In 2012, the port received a Department of Defense Freedom Award, the highest recognition given by the U.S. government to employers for their support of their employees who serve in the Guard and Reserve. Since 2007, the Port of Seattle has also been a member of Hire America’s Heroes, a Pacific Northwest-based organization that connects America’s major corporations with the military service members and their families for the purpose of employment in the corporate workforce. Hire America’s Heroes also has a California Steering Committee that provides leadership for the organization in California.

Commitment to Hiring in New York and New Jersey

On the East Coast, nearly 350 veterans will be hired within the Port of New York and New Jersey this year, thanks to details of a contract recently agreed to by the International Longshoreman’s Association (ILA) and the New York Shipping Association (NYSA). The ILA and the NYSA announced the commitment to veterans’ hiring on Veterans Day 2011, and the final contract was negotiated in 2013.

Jim McNamara, director of public relations for the ILA, explained, “We knew there was going to be a time where they would have to bring in new people [to the port]to replace retiring workers and those leaving, as well as to address projected cargo increases.” He elaborated that hiring veterans is “a no-brainer because service members come back with a lot of training, and many have experience with vessels and cranes. They are highly motivated workers with good backgrounds.”

The final contract includes a formula that stipulates 51 percent of new hires will be veterans. Since approximately 680 jobs within the port are expected to become available this year, just under 350 veterans are expected to be hired.
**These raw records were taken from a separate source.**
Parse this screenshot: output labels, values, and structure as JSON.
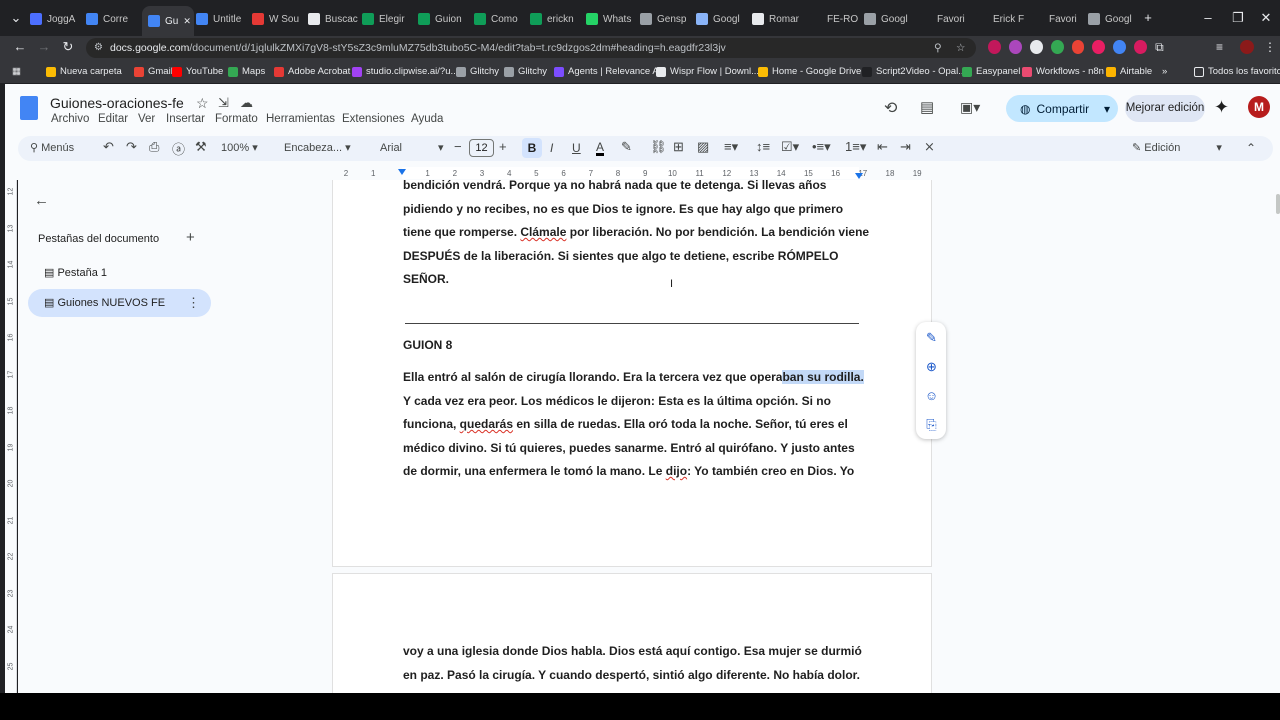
{
  "browser": {
    "tabs": [
      {
        "label": "JoggA",
        "color": "#4c6fff"
      },
      {
        "label": "Corre",
        "color": "#4285f4"
      },
      {
        "label": "Gu",
        "color": "#4285f4",
        "active": true
      },
      {
        "label": "Untitle",
        "color": "#4285f4"
      },
      {
        "label": "W Sou",
        "color": "#e53935"
      },
      {
        "label": "Buscac",
        "color": "#e8eaed"
      },
      {
        "label": "Elegir",
        "color": "#0f9d58"
      },
      {
        "label": "Guion",
        "color": "#0f9d58"
      },
      {
        "label": "Como",
        "color": "#0f9d58"
      },
      {
        "label": "erickn",
        "color": "#0f9d58"
      },
      {
        "label": "Whats",
        "color": "#25d366"
      },
      {
        "label": "Gensp",
        "color": "#9aa0a6"
      },
      {
        "label": "Googl",
        "color": "#8ab4f8"
      },
      {
        "label": "Romar",
        "color": "#e8eaed"
      },
      {
        "label": "FE-RO",
        "color": "#202124"
      },
      {
        "label": "Googl",
        "color": "#9aa0a6"
      },
      {
        "label": "Favori",
        "color": "#202124"
      },
      {
        "label": "Erick F",
        "color": "#202124"
      },
      {
        "label": "Favori",
        "color": "#202124"
      },
      {
        "label": "Googl",
        "color": "#9aa0a6"
      }
    ],
    "new_tab": "+",
    "url_host": "docs.google.com",
    "url_path": "/document/d/1jqlulkZMXi7gV8-stY5sZ3c9mluMZ75db3tubo5C-M4/edit?tab=t.rc9dzgos2dm#heading=h.eagdfr23l3jv",
    "bookmarks": [
      {
        "label": "Nueva carpeta",
        "color": "#fbbc04"
      },
      {
        "label": "Gmail",
        "color": "#ea4335"
      },
      {
        "label": "YouTube",
        "color": "#ff0000"
      },
      {
        "label": "Maps",
        "color": "#34a853"
      },
      {
        "label": "Adobe Acrobat",
        "color": "#e53935"
      },
      {
        "label": "studio.clipwise.ai/?u...",
        "color": "#a142f4"
      },
      {
        "label": "Glitchy",
        "color": "#9aa0a6"
      },
      {
        "label": "Glitchy",
        "color": "#9aa0a6"
      },
      {
        "label": "Agents | Relevance AI",
        "color": "#7c4dff"
      },
      {
        "label": "Wispr Flow | Downl...",
        "color": "#e8eaed"
      },
      {
        "label": "Home - Google Drive",
        "color": "#fbbc04"
      },
      {
        "label": "Script2Video - Opal...",
        "color": "#202124"
      },
      {
        "label": "Easypanel",
        "color": "#34a853"
      },
      {
        "label": "Workflows - n8n",
        "color": "#ea4b71"
      },
      {
        "label": "Airtable",
        "color": "#fcb400"
      }
    ],
    "bookmarks_more": "»",
    "all_favorites": "Todos los favoritos"
  },
  "docs": {
    "title": "Guiones-oraciones-fe",
    "menus": [
      "Archivo",
      "Editar",
      "Ver",
      "Insertar",
      "Formato",
      "Herramientas",
      "Extensiones",
      "Ayuda"
    ],
    "share": "Compartir",
    "improve": "Mejorar edición",
    "search_menus": "Menús",
    "zoom": "100%",
    "style": "Encabeza...",
    "font": "Arial",
    "font_size": "12",
    "mode": "Edición",
    "ruler_numbers": [
      "2",
      "1",
      "",
      "1",
      "2",
      "3",
      "4",
      "5",
      "6",
      "7",
      "8",
      "9",
      "10",
      "11",
      "12",
      "13",
      "14",
      "15",
      "16",
      "17",
      "18",
      "19"
    ],
    "vruler_numbers": [
      "12",
      "13",
      "14",
      "15",
      "16",
      "17",
      "18",
      "19",
      "20",
      "21",
      "22",
      "23",
      "24",
      "25"
    ]
  },
  "sidebar": {
    "header": "Pestañas del documento",
    "add": "+",
    "tabs": [
      {
        "label": "Pestaña 1"
      },
      {
        "label": "Guiones NUEVOS FE",
        "selected": true
      }
    ]
  },
  "doc": {
    "para_top_1": "bendición vendrá. Porque ya no habrá nada que te detenga. Si llevas años",
    "para_top_2": "pidiendo y no recibes, no es que Dios te ignore. Es que hay algo que primero",
    "para_top_3a": "tiene que romperse. ",
    "para_top_3b": "Clámale",
    "para_top_3c": " por liberación. No por bendición. La bendición viene",
    "para_top_4": "DESPUÉS de la liberación. Si sientes que algo te detiene, escribe RÓMPELO",
    "para_top_5": "SEÑOR.",
    "heading": "GUION 8",
    "g8_1a": "Ella entró al salón de cirugía llorando. Era la tercera vez que opera",
    "g8_1b": "ban su rodilla.",
    "g8_2": "Y cada vez era peor. Los médicos le dijeron: Esta es la última opción. Si no",
    "g8_3a": "funciona, ",
    "g8_3b": "quedarás",
    "g8_3c": " en silla de ruedas. Ella oró toda la noche. Señor, tú eres el",
    "g8_4": "médico divino. Si tú quieres, puedes sanarme. Entró al quirófano. Y justo antes",
    "g8_5a": "de dormir, una enfermera le tomó la mano. Le ",
    "g8_5b": "dijo",
    "g8_5c": ": Yo también creo en Dios. Yo",
    "p2_1": "voy a una iglesia donde Dios habla. Dios está aquí contigo. Esa mujer se durmió",
    "p2_2": "en paz. Pasó la cirugía. Y cuando despertó, sintió algo diferente. No había dolor."
  }
}
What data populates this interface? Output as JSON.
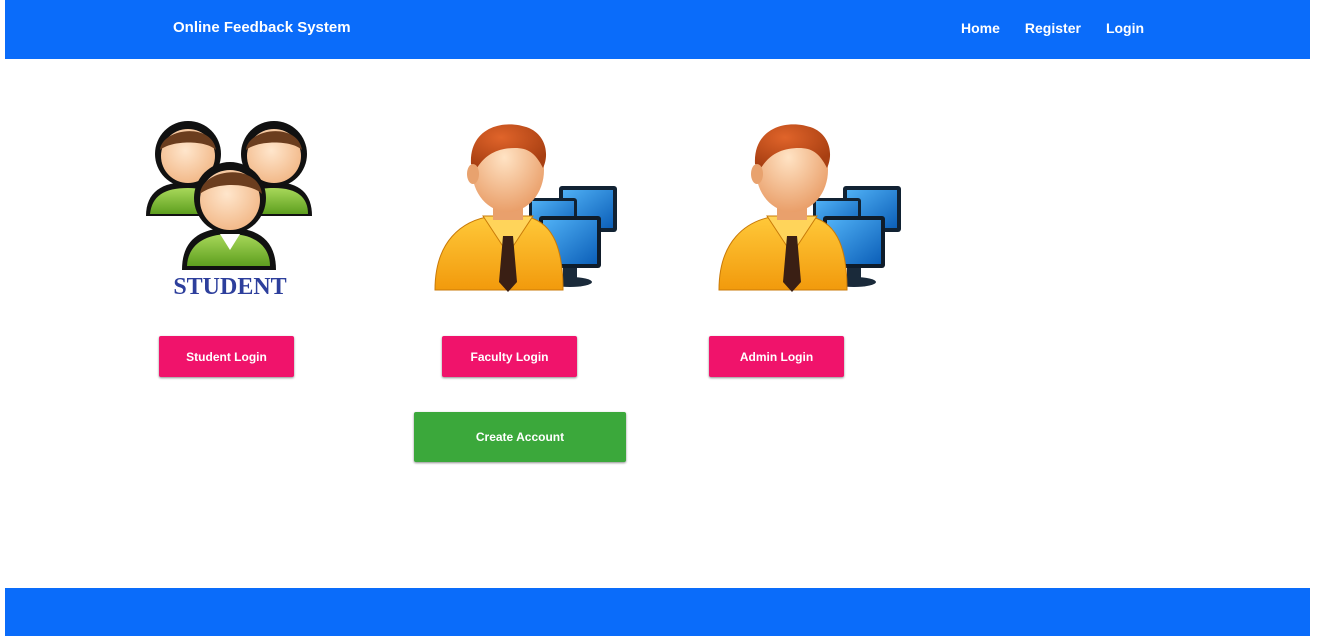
{
  "header": {
    "brand": "Online Feedback System",
    "nav": [
      "Home",
      "Register",
      "Login"
    ]
  },
  "cards": {
    "student": {
      "image_caption": "STUDENT",
      "button": "Student Login"
    },
    "faculty": {
      "button": "Faculty Login"
    },
    "admin": {
      "button": "Admin Login"
    }
  },
  "create_account": "Create Account",
  "colors": {
    "nav_blue": "#0a6cfa",
    "button_pink": "#f0136b",
    "button_green": "#3ba83b"
  }
}
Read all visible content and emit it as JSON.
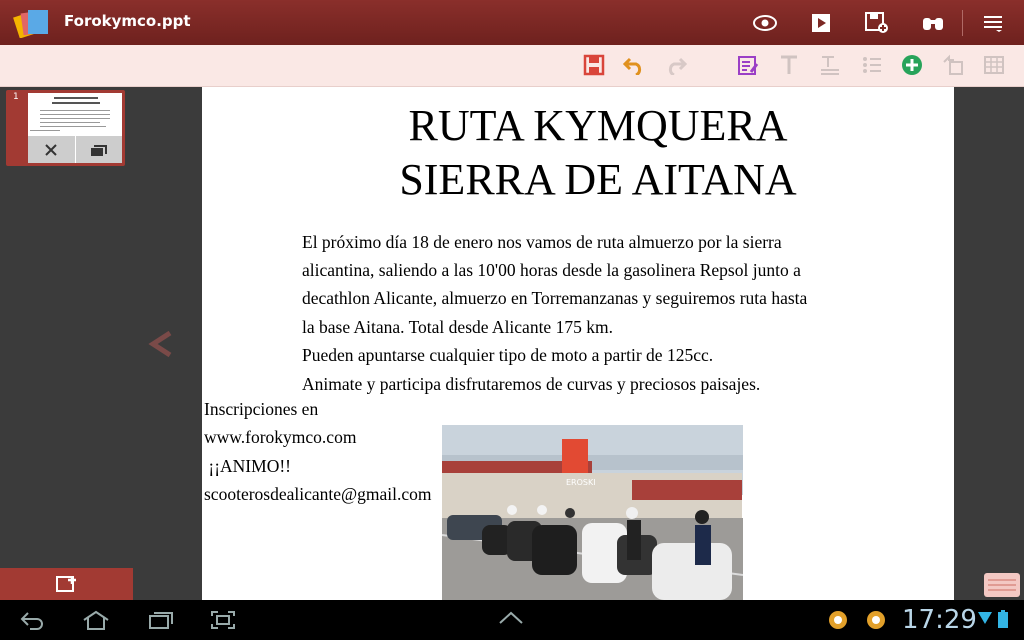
{
  "app": {
    "doc_title": "Forokymco.ppt"
  },
  "colors": {
    "titlebar": "#7c2824",
    "toolbar": "#fae8e5",
    "accent": "#a23a33",
    "canvas": "#3b3b3b"
  },
  "titlebar_icons": [
    "view-icon",
    "play-icon",
    "save-as-icon",
    "find-icon",
    "menu-icon"
  ],
  "toolbar_icons": [
    "save-icon",
    "undo-icon",
    "redo-icon",
    "edit-notes-icon",
    "text-icon",
    "text-format-icon",
    "list-icon",
    "add-icon",
    "arrange-icon",
    "table-icon"
  ],
  "thumbnails": [
    {
      "number": "1"
    }
  ],
  "slide": {
    "title_line1": "RUTA KYMQUERA",
    "title_line2": "SIERRA DE AITANA",
    "body": [
      "El próximo día 18 de enero nos vamos de ruta almuerzo por la sierra",
      "alicantina, saliendo a las 10'00 horas desde la gasolinera Repsol junto a",
      "decathlon Alicante, almuerzo en Torremanzanas y seguiremos ruta hasta",
      "la base Aitana. Total desde Alicante 175 km.",
      "Pueden apuntarse cualquier tipo de moto a partir de 125cc.",
      "Animate y participa disfrutaremos de curvas y preciosos paisajes."
    ],
    "left_block": [
      "Inscripciones en",
      "www.forokymco.com",
      " ¡¡ANIMO!!",
      "scooterosdealicante@gmail.com"
    ],
    "photo_sign": "EROSKI"
  },
  "status": {
    "time": "17:29"
  }
}
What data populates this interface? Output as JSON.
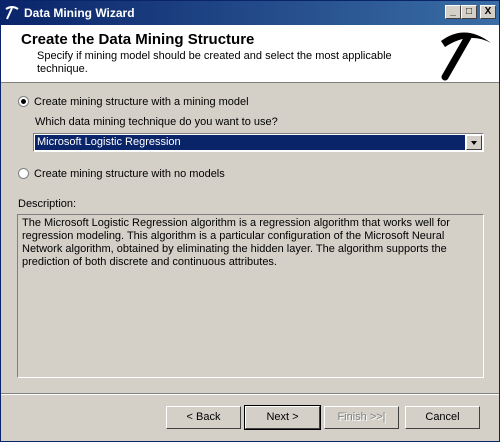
{
  "window": {
    "title": "Data Mining Wizard",
    "controls": [
      "_",
      "□",
      "X"
    ]
  },
  "header": {
    "title": "Create the Data Mining Structure",
    "subtitle": "Specify if mining model should be created and select the most applicable technique.",
    "icon": "pickaxe-icon"
  },
  "options": {
    "with_model": {
      "label": "Create mining structure with a mining  model",
      "checked": true
    },
    "technique_prompt": "Which data mining technique do you want to use?",
    "technique_selected": "Microsoft Logistic Regression",
    "no_models": {
      "label": "Create mining structure with no models",
      "checked": false
    }
  },
  "description": {
    "label": "Description:",
    "text": "The Microsoft Logistic Regression algorithm is a regression algorithm that works well for regression modeling. This algorithm is a particular configuration of the Microsoft Neural Network algorithm, obtained by eliminating the hidden layer.  The algorithm supports the prediction of both discrete and continuous attributes."
  },
  "buttons": {
    "back": "< Back",
    "next": "Next >",
    "finish": "Finish >>|",
    "cancel": "Cancel"
  }
}
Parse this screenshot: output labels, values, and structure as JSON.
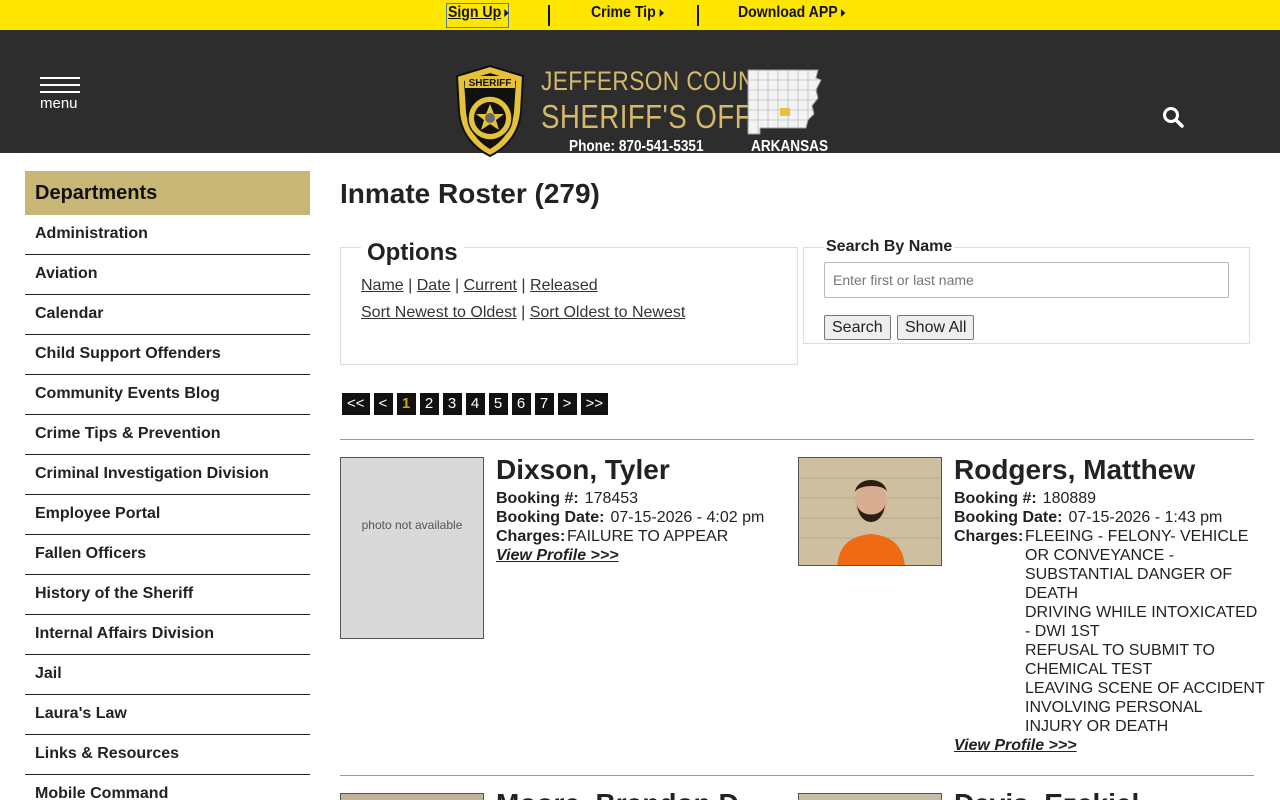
{
  "topbar": {
    "signup": "Sign Up",
    "crime_tip": "Crime Tip",
    "download_app": "Download APP"
  },
  "header": {
    "menu_label": "menu",
    "title_line1": "JEFFERSON COUNTY",
    "title_line2": "SHERIFF'S OFFICE",
    "phone": "Phone: 870-541-5351",
    "state": "ARKANSAS",
    "badge_top": "SHERIFF",
    "badge_sub": "JEFFERSON",
    "colors": {
      "bar": "#ffe600",
      "header_bg": "#2d2d2d",
      "gold": "#d4b96a"
    }
  },
  "sidebar": {
    "heading": "Departments",
    "items": [
      {
        "label": "Administration"
      },
      {
        "label": "Aviation"
      },
      {
        "label": "Calendar"
      },
      {
        "label": "Child Support Offenders"
      },
      {
        "label": "Community Events Blog"
      },
      {
        "label": "Crime Tips & Prevention"
      },
      {
        "label": "Criminal Investigation Division"
      },
      {
        "label": "Employee Portal"
      },
      {
        "label": "Fallen Officers"
      },
      {
        "label": "History of the Sheriff"
      },
      {
        "label": "Internal Affairs Division"
      },
      {
        "label": "Jail"
      },
      {
        "label": "Laura's Law"
      },
      {
        "label": "Links & Resources"
      },
      {
        "label": "Mobile Command"
      }
    ]
  },
  "main": {
    "title": "Inmate Roster (279)",
    "options": {
      "legend": "Options",
      "name": "Name",
      "date": "Date",
      "current": "Current",
      "released": "Released",
      "newest": "Sort Newest to Oldest",
      "oldest": "Sort Oldest to Newest",
      "sep": "|"
    },
    "search": {
      "label": "Search By Name",
      "placeholder": "Enter first or last name",
      "value": "",
      "search_button": "Search",
      "show_all_button": "Show All"
    },
    "pager": [
      "<<",
      "<",
      "1",
      "2",
      "3",
      "4",
      "5",
      "6",
      "7",
      ">",
      ">>"
    ],
    "current_page": "1"
  },
  "labels": {
    "booking_number": "Booking #:",
    "booking_date": "Booking Date:",
    "charges": "Charges:",
    "view_profile": "View Profile >>>",
    "photo_na": "photo not available"
  },
  "inmates": [
    {
      "name": "Dixson, Tyler",
      "booking_number": "178453",
      "booking_date": "07-15-2026 - 4:02 pm",
      "charges": [
        "FAILURE TO APPEAR"
      ]
    },
    {
      "name": "Rodgers, Matthew",
      "booking_number": "180889",
      "booking_date": "07-15-2026 - 1:43 pm",
      "charges": [
        "FLEEING - FELONY- VEHICLE",
        "OR CONVEYANCE -",
        "SUBSTANTIAL DANGER OF",
        "DEATH",
        "DRIVING WHILE INTOXICATED",
        "- DWI 1ST",
        "REFUSAL TO SUBMIT TO",
        "CHEMICAL TEST",
        "LEAVING SCENE OF ACCIDENT",
        "INVOLVING PERSONAL",
        "INJURY OR DEATH"
      ]
    },
    {
      "name": "Moore, Brandon D"
    },
    {
      "name": "Davis, Ezekiel"
    }
  ]
}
“The New York Shipping Association cannot think of a stronger, more diverse group than U.S. veterans to join our workforce here in the Port of New York and New Jersey,” said NYSA President John Nardi. “Hiring these individuals who have shown their discipline and dedication to our country is good business. These returning soldiers have the training, skills and adaptability that will make them assets to our waterfront industry.”

Opportunities for the Future

Hiring Our Heroes’ Cohen emphasized that there are many opportunities for ports and others in the maritime industry to assist in the training and hiring of veterans and transitioning service members. In 2014, Hiring Our Heroes is planning to host 662 job fairs in all 50 states. The organization, which has spent much of the recent past on creating tools for members of the military, is going to focus in the future on employer needs and on creating tools for human resources managers and recruiters to use, with a goal of ensuring that there is a good fit between employers and new hires and that employment is as successful as possible.

Port of Seattle’s Yoshitani stated that a goal of his port’s program has always been to get other ports interested in implementing similar programs. “Our long-term hope is that this is not a competitive advantage for the port,” he said. “We wanted to roll it out, get the bugs out and market it to other organizations to encourage them to adopt this program or something similar.”

At least one organization has followed suit. Alaska Airlines, the Port of Seattle’s largest business partner (in addition to its seaport operations, the Port of Seattle operates Sea-Tac International Airport), has adopted a program similar to the Port of Seattle Veterans Fellowship Program.

Even without creating training or transition programs of their own, Cohen emphasized that ports can play an important role as conveners within their community.

“Ports can connect veterans with suppliers and stakeholders,” said Cohen. “They can provide coordination to leverage stakeholders to make commitments and highlight success stories.”